“Lace curtain Irish” is a barbed, below-the-belt accusation that stings when a resentful Margie levels it at Mike. “I’m still a Southie kid at heart,” he counters. Kaczmarek is good as Margie, but her garrulous, unsympathetic and spiteful character grates on our nerves as well as Mike’s.

Directed by Matt Shakman, the production and all performances are solid. Of note is the stunning and versatile series of sets, intricately designed by Craig Siebels. The first is a grimy loading dock of the Dollar store where Margie is fired. It trucks offstage during the blackout to be replaced by Margie’s kitchen. The third set is Mike’s pristine and light-flooded doctor’s office. The loading dock set doubles for a church hall bingo set. Act Two reveals a glamorous and impressive set that’s altogether miles away from the ‘Southie’ neighborhood.
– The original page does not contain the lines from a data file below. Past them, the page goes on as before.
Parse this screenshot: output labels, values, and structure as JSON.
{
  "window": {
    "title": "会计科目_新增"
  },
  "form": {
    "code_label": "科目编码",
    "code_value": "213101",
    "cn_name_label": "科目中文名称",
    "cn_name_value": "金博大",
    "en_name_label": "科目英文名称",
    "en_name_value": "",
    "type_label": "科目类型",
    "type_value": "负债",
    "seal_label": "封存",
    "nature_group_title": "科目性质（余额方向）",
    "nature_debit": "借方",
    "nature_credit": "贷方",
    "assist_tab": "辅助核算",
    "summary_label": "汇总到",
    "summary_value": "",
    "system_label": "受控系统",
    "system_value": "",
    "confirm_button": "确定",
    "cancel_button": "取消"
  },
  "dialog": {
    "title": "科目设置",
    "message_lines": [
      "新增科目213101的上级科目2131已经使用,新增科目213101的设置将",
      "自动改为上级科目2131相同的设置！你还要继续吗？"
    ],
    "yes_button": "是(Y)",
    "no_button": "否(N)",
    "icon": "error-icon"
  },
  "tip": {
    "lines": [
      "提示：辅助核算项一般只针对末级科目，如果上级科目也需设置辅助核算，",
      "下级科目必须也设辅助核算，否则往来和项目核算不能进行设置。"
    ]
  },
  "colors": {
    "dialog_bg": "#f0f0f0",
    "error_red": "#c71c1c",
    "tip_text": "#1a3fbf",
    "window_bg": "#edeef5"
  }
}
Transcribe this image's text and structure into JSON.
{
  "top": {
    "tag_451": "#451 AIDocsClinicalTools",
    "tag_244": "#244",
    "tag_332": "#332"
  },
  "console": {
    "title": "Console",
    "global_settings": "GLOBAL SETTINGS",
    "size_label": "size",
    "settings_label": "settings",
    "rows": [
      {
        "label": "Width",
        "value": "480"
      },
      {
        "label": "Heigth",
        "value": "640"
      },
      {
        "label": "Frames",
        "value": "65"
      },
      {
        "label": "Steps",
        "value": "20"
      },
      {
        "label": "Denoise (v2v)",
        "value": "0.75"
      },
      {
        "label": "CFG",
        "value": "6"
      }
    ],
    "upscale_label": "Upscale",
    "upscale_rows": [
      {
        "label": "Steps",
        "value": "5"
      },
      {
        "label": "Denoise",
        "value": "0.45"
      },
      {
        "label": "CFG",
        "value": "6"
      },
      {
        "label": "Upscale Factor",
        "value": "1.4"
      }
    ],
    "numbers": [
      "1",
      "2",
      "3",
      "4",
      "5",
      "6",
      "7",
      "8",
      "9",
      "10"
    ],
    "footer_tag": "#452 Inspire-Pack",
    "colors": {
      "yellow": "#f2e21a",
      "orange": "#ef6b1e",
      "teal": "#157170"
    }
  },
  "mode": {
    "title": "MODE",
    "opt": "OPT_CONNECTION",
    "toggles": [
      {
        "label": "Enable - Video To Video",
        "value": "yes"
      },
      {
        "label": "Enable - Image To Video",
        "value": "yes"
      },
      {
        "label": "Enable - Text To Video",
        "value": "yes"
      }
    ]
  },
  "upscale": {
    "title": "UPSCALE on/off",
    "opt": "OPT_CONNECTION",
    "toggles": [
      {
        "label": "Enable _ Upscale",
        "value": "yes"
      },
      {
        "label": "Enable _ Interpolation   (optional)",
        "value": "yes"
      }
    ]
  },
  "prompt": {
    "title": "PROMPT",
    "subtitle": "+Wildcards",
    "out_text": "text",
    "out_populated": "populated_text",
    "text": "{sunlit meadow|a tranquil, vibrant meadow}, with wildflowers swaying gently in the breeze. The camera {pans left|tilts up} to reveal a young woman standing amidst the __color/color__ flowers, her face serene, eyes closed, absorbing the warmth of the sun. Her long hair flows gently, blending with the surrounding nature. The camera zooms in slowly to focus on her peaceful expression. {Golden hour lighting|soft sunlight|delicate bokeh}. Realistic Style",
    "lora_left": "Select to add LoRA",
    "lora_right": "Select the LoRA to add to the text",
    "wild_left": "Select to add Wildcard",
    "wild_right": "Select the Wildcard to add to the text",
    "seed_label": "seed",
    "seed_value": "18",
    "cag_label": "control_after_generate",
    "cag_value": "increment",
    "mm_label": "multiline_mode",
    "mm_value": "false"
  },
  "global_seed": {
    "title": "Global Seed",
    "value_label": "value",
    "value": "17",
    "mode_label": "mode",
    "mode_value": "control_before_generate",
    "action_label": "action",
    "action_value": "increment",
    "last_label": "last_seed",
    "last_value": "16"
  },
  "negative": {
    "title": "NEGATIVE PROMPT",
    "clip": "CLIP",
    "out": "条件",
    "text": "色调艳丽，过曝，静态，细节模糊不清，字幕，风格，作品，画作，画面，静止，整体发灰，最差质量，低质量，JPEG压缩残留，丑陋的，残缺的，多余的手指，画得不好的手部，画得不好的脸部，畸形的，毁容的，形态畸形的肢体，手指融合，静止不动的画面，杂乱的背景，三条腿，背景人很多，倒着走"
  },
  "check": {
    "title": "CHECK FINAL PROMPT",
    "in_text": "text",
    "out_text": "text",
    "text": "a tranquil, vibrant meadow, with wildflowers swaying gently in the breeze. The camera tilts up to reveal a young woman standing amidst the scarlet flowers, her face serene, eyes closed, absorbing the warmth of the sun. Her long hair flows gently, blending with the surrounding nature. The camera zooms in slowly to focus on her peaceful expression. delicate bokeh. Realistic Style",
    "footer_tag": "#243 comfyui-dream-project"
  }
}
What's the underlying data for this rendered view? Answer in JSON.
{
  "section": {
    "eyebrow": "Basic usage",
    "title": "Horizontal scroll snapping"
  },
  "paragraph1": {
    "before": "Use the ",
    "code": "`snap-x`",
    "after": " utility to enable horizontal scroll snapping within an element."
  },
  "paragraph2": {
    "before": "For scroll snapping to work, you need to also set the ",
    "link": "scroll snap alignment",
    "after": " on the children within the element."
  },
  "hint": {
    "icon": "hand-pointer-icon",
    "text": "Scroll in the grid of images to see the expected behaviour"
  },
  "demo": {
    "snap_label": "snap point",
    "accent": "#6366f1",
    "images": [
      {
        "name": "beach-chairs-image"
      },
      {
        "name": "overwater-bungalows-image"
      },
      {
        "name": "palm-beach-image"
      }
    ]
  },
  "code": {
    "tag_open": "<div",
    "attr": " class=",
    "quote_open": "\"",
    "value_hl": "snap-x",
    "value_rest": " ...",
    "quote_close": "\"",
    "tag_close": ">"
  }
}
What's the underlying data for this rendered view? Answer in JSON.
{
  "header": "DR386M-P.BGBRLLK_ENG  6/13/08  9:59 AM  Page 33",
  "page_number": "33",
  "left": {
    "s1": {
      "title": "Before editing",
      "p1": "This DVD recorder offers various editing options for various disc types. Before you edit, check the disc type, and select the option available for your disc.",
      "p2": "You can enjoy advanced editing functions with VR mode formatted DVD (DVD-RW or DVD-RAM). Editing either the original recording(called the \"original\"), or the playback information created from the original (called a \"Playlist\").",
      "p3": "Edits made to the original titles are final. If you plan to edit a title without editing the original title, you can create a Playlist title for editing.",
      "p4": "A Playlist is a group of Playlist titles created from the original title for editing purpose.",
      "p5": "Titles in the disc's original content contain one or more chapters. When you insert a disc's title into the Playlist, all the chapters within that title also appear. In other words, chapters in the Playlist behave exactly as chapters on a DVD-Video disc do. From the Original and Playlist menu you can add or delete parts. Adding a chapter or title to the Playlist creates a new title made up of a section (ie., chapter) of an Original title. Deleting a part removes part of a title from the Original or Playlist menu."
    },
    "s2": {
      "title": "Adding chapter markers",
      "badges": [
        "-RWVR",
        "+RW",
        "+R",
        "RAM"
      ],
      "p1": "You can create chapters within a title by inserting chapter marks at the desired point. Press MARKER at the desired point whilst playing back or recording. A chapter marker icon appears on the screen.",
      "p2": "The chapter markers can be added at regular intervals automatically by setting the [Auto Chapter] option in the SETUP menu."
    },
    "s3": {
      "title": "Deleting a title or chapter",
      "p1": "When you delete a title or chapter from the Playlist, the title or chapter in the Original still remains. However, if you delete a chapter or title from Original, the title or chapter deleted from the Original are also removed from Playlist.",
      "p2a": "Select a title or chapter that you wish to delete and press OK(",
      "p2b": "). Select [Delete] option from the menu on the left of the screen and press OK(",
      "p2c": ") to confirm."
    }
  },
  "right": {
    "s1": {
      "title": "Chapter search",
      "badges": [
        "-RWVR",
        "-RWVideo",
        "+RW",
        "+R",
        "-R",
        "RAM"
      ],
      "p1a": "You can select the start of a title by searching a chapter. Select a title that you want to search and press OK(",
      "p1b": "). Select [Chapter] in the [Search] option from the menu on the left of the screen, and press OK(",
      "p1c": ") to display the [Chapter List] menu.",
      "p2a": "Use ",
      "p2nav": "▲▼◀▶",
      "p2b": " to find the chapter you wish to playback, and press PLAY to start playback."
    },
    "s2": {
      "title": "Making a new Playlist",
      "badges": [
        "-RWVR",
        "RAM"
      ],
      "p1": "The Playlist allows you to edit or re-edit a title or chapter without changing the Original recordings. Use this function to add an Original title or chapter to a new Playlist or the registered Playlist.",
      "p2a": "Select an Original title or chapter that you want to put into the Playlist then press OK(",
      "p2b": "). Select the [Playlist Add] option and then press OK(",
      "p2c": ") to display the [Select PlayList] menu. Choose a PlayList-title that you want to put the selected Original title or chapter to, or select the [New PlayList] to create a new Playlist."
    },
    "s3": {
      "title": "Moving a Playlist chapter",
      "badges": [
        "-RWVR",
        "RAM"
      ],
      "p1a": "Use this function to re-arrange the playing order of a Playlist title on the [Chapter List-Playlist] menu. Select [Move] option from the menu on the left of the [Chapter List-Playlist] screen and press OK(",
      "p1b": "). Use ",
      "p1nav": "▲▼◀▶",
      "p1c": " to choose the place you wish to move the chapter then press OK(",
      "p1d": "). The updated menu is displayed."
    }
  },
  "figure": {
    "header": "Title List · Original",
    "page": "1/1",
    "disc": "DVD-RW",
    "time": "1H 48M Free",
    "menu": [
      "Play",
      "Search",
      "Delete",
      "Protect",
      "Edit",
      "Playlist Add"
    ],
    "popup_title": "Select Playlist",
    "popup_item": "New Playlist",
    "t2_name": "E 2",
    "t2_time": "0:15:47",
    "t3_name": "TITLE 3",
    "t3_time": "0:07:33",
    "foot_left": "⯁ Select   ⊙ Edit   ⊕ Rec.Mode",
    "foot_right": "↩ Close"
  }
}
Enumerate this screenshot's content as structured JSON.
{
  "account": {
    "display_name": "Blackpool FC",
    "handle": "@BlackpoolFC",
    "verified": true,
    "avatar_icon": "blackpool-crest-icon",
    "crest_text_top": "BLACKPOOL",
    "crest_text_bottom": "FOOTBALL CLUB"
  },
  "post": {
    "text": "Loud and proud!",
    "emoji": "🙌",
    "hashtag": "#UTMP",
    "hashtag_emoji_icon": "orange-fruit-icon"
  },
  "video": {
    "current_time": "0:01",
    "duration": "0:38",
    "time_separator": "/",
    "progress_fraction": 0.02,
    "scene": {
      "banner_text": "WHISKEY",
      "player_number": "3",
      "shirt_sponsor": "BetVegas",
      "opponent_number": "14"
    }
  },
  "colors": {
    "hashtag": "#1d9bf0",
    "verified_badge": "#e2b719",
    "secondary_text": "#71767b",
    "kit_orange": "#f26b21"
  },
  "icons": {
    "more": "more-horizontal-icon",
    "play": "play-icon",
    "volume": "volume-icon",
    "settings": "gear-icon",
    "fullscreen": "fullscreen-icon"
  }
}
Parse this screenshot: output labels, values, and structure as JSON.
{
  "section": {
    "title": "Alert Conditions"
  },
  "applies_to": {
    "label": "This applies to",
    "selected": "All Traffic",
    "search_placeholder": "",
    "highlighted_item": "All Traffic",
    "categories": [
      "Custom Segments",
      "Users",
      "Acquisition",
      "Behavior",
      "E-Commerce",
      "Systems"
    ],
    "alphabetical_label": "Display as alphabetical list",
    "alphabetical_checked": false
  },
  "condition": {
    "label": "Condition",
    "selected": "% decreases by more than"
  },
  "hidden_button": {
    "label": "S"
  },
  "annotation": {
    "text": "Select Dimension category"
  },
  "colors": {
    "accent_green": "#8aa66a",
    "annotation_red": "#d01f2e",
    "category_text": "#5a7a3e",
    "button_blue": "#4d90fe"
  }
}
All in all, the tired themes make Good People a decent production but not really a great play.


Production photos by Michael Lamont.


Production photos by Michael Lamont.

Good People

the Geffen Playhouse

10886 Le Conte Avenue

Los Angeles, California 90024


Runs until  Sunday, May 13, 2012


Monday – No performances

Tuesday – Friday 8:00pm

Saturday – 3:00pm; 8:00pm

Sunday – 2:00pm; 7:00pm

Running time:

Approximately 2 hours, one intermission.


$47 – $77.00

Box Office:

Purchase tickets here or call (310)-208-5454

You can contact the Geffen Playhouse box office in-person, via phone at 310-208-5454 or online for updated pricing and seating availability.


For more information on the current LA Season of Good People, visit the Geffen Playhouse’s official site.